Many of the things that draw people to casinos are about how they make them feel: the gleaming lights and clinking slots, the champagne glasses clinking, the throngs of happy people chatting, laughing, or dancing. These feelings are all things that marketers can build on and leverage to attract new customers.
As a business, casinos are highly competitive and face multiple threats including non-gambling resorts, online gambling, private gambling, and an illegal casino industry much larger than the legal one. To stay profitable, casinos must focus on their core values and target their audience appropriately.
Like Paul Verhoeven’s Showgirls and Goodfellas, Casino is not just set in Sin City but about it; a civic portrait with a grimy underbelly, a city of money-laundering and crooked officials. Casino’s bravura set pieces and the re-recruited pairing of Robert DeNiro and Joe Pesci are powerful but it is Sharon Stone’s performance as Ginger that really elevates the film.

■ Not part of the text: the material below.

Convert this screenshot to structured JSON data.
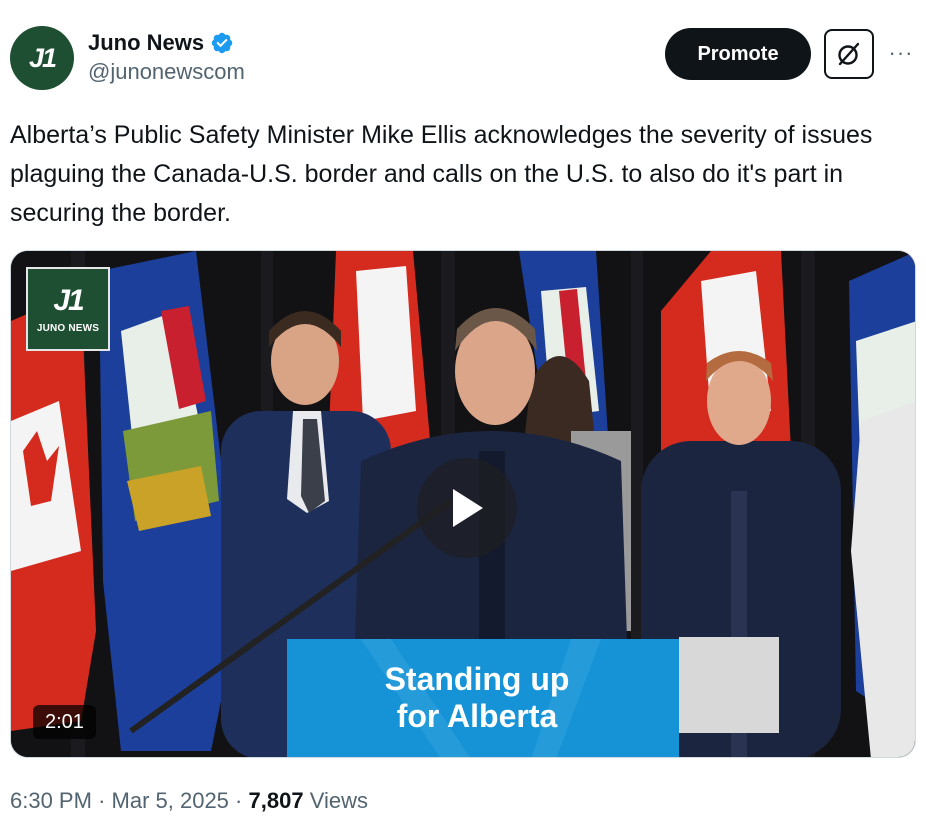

Casino is more than just a crime drama; it’s also a love story and a tale of redemption. In a world of corruption, treachery and violence, Casino creates characters that are unlikeable but whose downfall we cannot help but empathize with. Its use of sound design, particularly a torture-by-vice sequence that includes a popped eyeball and a baseball bat beating, is particularly chilling. Like many other great films, it requires the viewer to be in a particular mood and well prepared to be moved.